The 500 Years of Resistance Comic Book is a powerful and historically accurate graphic portrayal of Indigenous resistance to the European colonization of the Americas, beginning with the Spanish invasion under Christopher Columbus and ending with the Six Nations land reclamation in Ontario in 2006. Gord Hill spent two years unearthing images and researching historical information to create The 500 Years of Resistance Comic Book, which presents the story of Aboriginal resistance in a far-reaching format.

Seven Sacred Teachings

by David Bouchard and Dr. Joseph Martin

The Seven Sacred Teachings is a message of traditional values and hope for the future. The Teachings are universal to most First Nation peoples. These Teachings are aboriginal communities from coast to coast. They are a link that ties First Nation, Inuit and Métis communities together.

Multilingual, and includes an audio component.
Sample lesson plan can be found here.

What's the Most Beautiful Thing You Know About Horses?

By Richard Van Camp
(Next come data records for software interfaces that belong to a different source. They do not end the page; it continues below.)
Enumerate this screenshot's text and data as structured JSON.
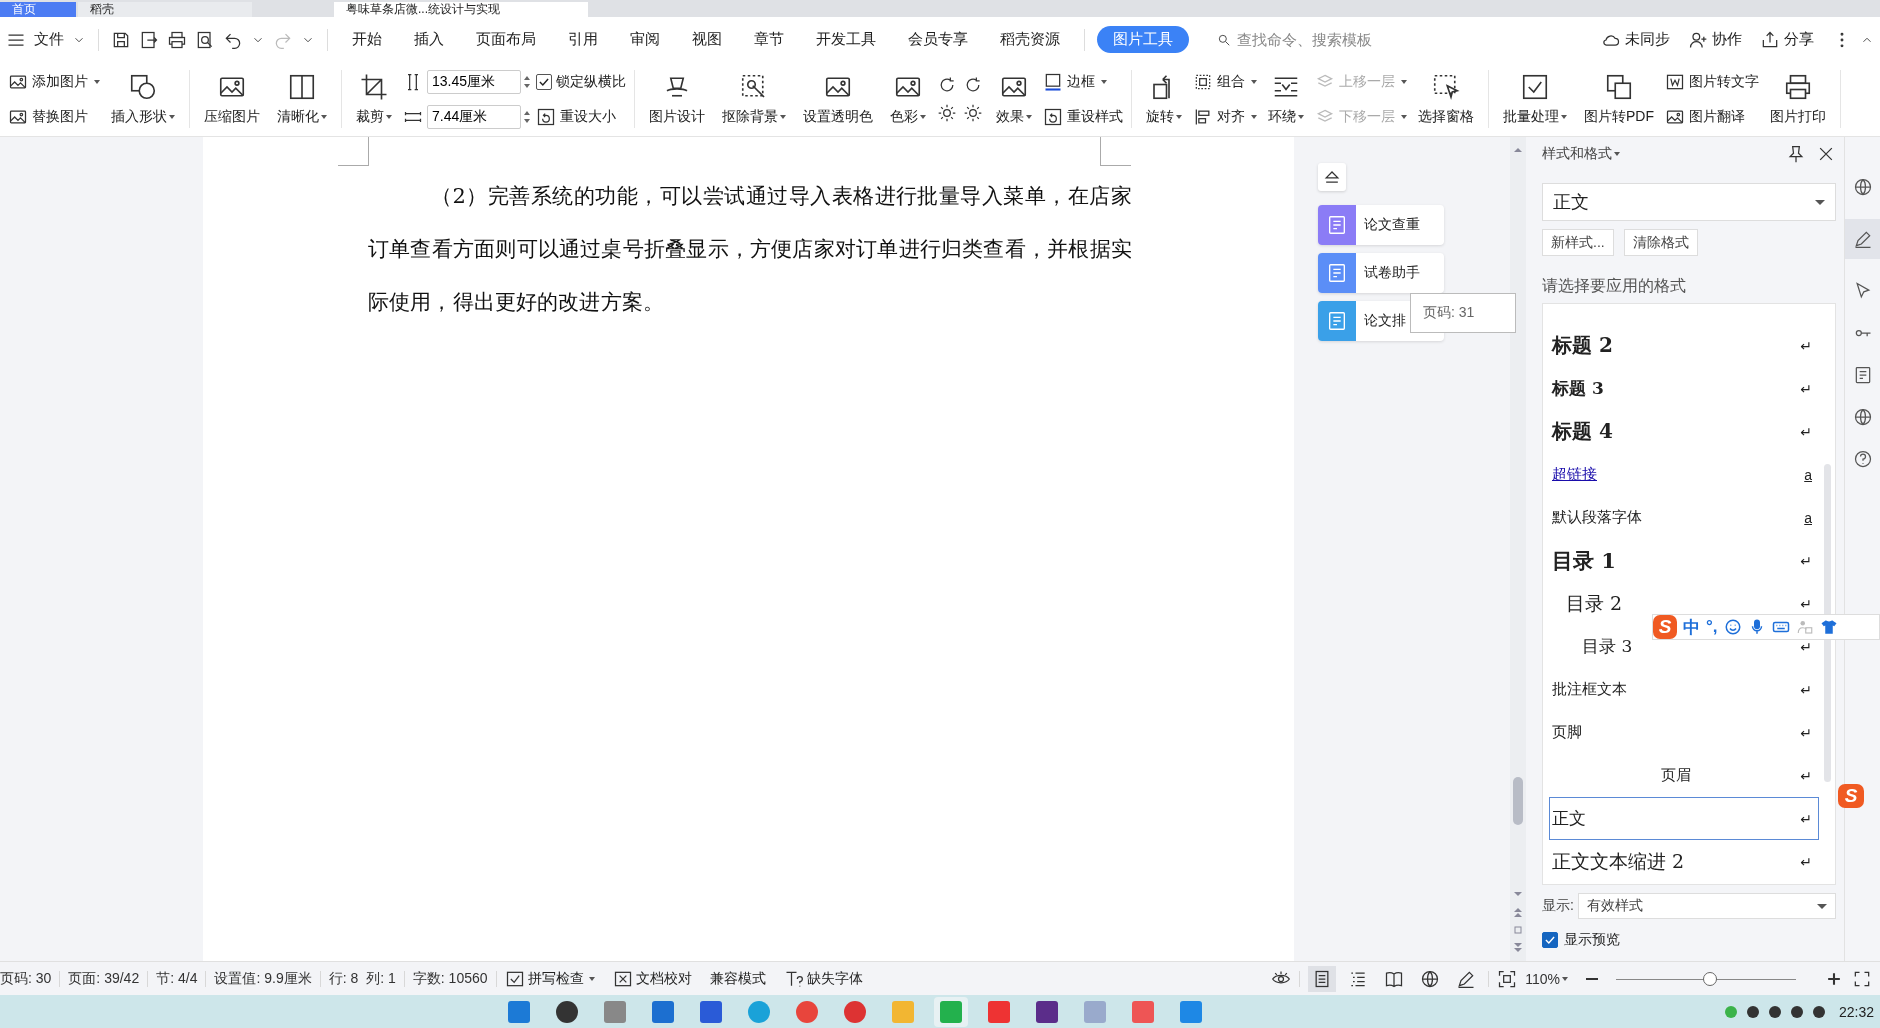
{
  "window_tabs": [
    {
      "label": "首页",
      "selected": false
    },
    {
      "label": "稻壳",
      "selected": false
    },
    {
      "label": "粤味草条店微...统设计与实现",
      "selected": true
    }
  ],
  "menu_bar": {
    "file": "文件",
    "tabs": [
      {
        "label": "开始",
        "selected": false
      },
      {
        "label": "插入",
        "selected": false
      },
      {
        "label": "页面布局",
        "selected": false
      },
      {
        "label": "引用",
        "selected": false
      },
      {
        "label": "审阅",
        "selected": false
      },
      {
        "label": "视图",
        "selected": false
      },
      {
        "label": "章节",
        "selected": false
      },
      {
        "label": "开发工具",
        "selected": false
      },
      {
        "label": "会员专享",
        "selected": false
      },
      {
        "label": "稻壳资源",
        "selected": false
      },
      {
        "label": "图片工具",
        "selected": true
      }
    ],
    "search": {
      "placeholder": "查找命令、搜索模板"
    },
    "actions": [
      "未同步",
      "协作",
      "分享"
    ]
  },
  "ribbon": [
    [
      {
        "kind": "stack",
        "items": [
          {
            "kind": "button",
            "label": "添加图片",
            "dropdown": true,
            "disabled": false
          },
          {
            "kind": "button",
            "label": "替换图片",
            "dropdown": false,
            "disabled": false
          }
        ]
      },
      {
        "kind": "large",
        "label": "插入形状",
        "dropdown": true
      }
    ],
    [
      {
        "kind": "large",
        "label": "压缩图片",
        "dropdown": false
      },
      {
        "kind": "large",
        "label": "清晰化",
        "dropdown": true
      }
    ],
    [
      {
        "kind": "large",
        "label": "裁剪",
        "dropdown": true
      },
      {
        "kind": "fields",
        "values": [
          "13.45厘米",
          "7.44厘米"
        ]
      },
      {
        "kind": "stack",
        "items": [
          {
            "kind": "checkbox",
            "label": "锁定纵横比",
            "checked": true,
            "dropdown": false,
            "disabled": false
          },
          {
            "kind": "button",
            "label": "重设大小",
            "dropdown": false,
            "disabled": false
          }
        ]
      }
    ],
    [
      {
        "kind": "large",
        "label": "图片设计",
        "dropdown": false
      },
      {
        "kind": "large",
        "label": "抠除背景",
        "dropdown": true
      },
      {
        "kind": "large",
        "label": "设置透明色",
        "dropdown": false
      },
      {
        "kind": "large",
        "label": "色彩",
        "dropdown": true
      },
      {
        "kind": "icons"
      },
      {
        "kind": "large",
        "label": "效果",
        "dropdown": true
      },
      {
        "kind": "stack",
        "items": [
          {
            "kind": "button",
            "label": "边框",
            "dropdown": true,
            "disabled": false
          },
          {
            "kind": "button",
            "label": "重设样式",
            "dropdown": false,
            "disabled": false
          }
        ]
      }
    ],
    [
      {
        "kind": "large",
        "label": "旋转",
        "dropdown": true
      },
      {
        "kind": "stack",
        "items": [
          {
            "kind": "button",
            "label": "组合",
            "dropdown": true,
            "disabled": false
          },
          {
            "kind": "button",
            "label": "对齐",
            "dropdown": true,
            "disabled": false
          }
        ]
      },
      {
        "kind": "large",
        "label": "环绕",
        "dropdown": true
      },
      {
        "kind": "stack",
        "items": [
          {
            "kind": "button",
            "label": "上移一层",
            "dropdown": true,
            "disabled": true
          },
          {
            "kind": "button",
            "label": "下移一层",
            "dropdown": true,
            "disabled": true
          }
        ]
      },
      {
        "kind": "large",
        "label": "选择窗格",
        "dropdown": false
      }
    ],
    [
      {
        "kind": "large",
        "label": "批量处理",
        "dropdown": true
      },
      {
        "kind": "large",
        "label": "图片转PDF",
        "dropdown": false
      },
      {
        "kind": "stack",
        "items": [
          {
            "kind": "button",
            "label": "图片转文字",
            "dropdown": false,
            "disabled": false
          },
          {
            "kind": "button",
            "label": "图片翻译",
            "dropdown": false,
            "disabled": false
          }
        ]
      },
      {
        "kind": "large",
        "label": "图片打印",
        "dropdown": false
      }
    ]
  ],
  "document": {
    "paragraph": "（2）完善系统的功能，可以尝试通过导入表格进行批量导入菜单，在店家订单查看方面则可以通过桌号折叠显示，方便店家对订单进行归类查看，并根据实际使用，得出更好的改进方案。"
  },
  "side_tools": [
    "论文查重",
    "试卷助手",
    "论文排"
  ],
  "page_tooltip": "页码: 31",
  "styles_panel": {
    "title": "样式和格式",
    "current": "正文",
    "buttons": [
      "新样式...",
      "清除格式"
    ],
    "prompt": "请选择要应用的格式",
    "styles": [
      {
        "text": "标题 2",
        "kind": "h2",
        "end": "↵",
        "selected": false
      },
      {
        "text": "标题 3",
        "kind": "h3",
        "end": "↵",
        "selected": false
      },
      {
        "text": "标题 4",
        "kind": "h2",
        "end": "↵",
        "selected": false
      },
      {
        "text": "超链接",
        "kind": "link",
        "end": "a",
        "selected": false
      },
      {
        "text": "默认段落字体",
        "kind": "plain",
        "end": "a",
        "selected": false
      },
      {
        "text": "目录 1",
        "kind": "toc1",
        "end": "↵",
        "selected": false
      },
      {
        "text": "目录 2",
        "kind": "toc2",
        "end": "↵",
        "selected": false
      },
      {
        "text": "目录 3",
        "kind": "toc3",
        "end": "↵",
        "selected": false
      },
      {
        "text": "批注框文本",
        "kind": "plain",
        "end": "↵",
        "selected": false
      },
      {
        "text": "页脚",
        "kind": "plain",
        "end": "↵",
        "selected": false
      },
      {
        "text": "页眉",
        "kind": "center",
        "end": "↵",
        "selected": false
      },
      {
        "text": "正文",
        "kind": "body",
        "end": "↵",
        "selected": true
      },
      {
        "text": "正文文本缩进 2",
        "kind": "body-large",
        "end": "↵",
        "selected": false
      }
    ],
    "show_label": "显示:",
    "show_value": "有效样式",
    "preview": {
      "label": "显示预览",
      "checked": true
    }
  },
  "ime_toolbar": {
    "logo": "S",
    "mode": "中",
    "punct": "°,"
  },
  "ime_float": {
    "logo": "S"
  },
  "status_bar": {
    "items": [
      "页码: 30",
      "页面: 39/42",
      "节: 4/4",
      "设置值: 9.9厘米",
      "行: 8",
      "列: 1",
      "字数: 10560"
    ],
    "tools": [
      {
        "label": "拼写检查",
        "dropdown": true
      },
      {
        "label": "文档校对",
        "dropdown": false
      },
      {
        "label": "兼容模式",
        "dropdown": false
      },
      {
        "label": "缺失字体",
        "dropdown": false
      }
    ],
    "view_modes": [
      {
        "selected": true
      },
      {
        "selected": false
      },
      {
        "selected": false
      },
      {
        "selected": false
      },
      {
        "selected": false
      }
    ],
    "zoom": "110%",
    "zoom_slider": {
      "level": 0.52
    }
  },
  "taskbar": {
    "time": "22:32"
  }
}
"I'm a stranger to horses and horses are strangers to me," admits the author/narrator at the beginning of this delightful tale of discovery. Members of the Dogrib nation from Canada, Van Camp's people use dogs instead of horses. Yet Van Camp has always been curious about horses. So he sets off on a playful search for "the most beautiful thing about horses," talking to family, friends, and even artist George Littlechild, who is a Plains Cree and knows something about horses. The answers Van Camp gets range from zany to profound: Horses can run sideways. Horses have secrets. Horses can always find their way home. Littlechild's bold and fanciful paintings perfectly capture Van Camp's playful vision of the world.
Recommended for Grades 2+

For Students: Non-Fiction

Kids Book of Aboriginal Peoples in Canada

Canada's Aboriginal peoples have shaped this country in countless ways. Their story is central to the nation's identity -- indeed, the word "Canada" is derived from the Huron-Haudenosaunee word "kanata," which means "our village." This title in the acclaimed Kids Book of series is a balanced, in-depth look at the cultures, struggles and triumphs of Canada's first peoples. 


Shannen and the Dream for a School

by Janet Wilson


This is the true story of Shannen Koostachin and the people of Attawapiskat, a Cree community in Northern Ontario, who have been fighting for a new school since the late 1970s when a fuel leak contaminated their original school building.


Recommended for grades 5+.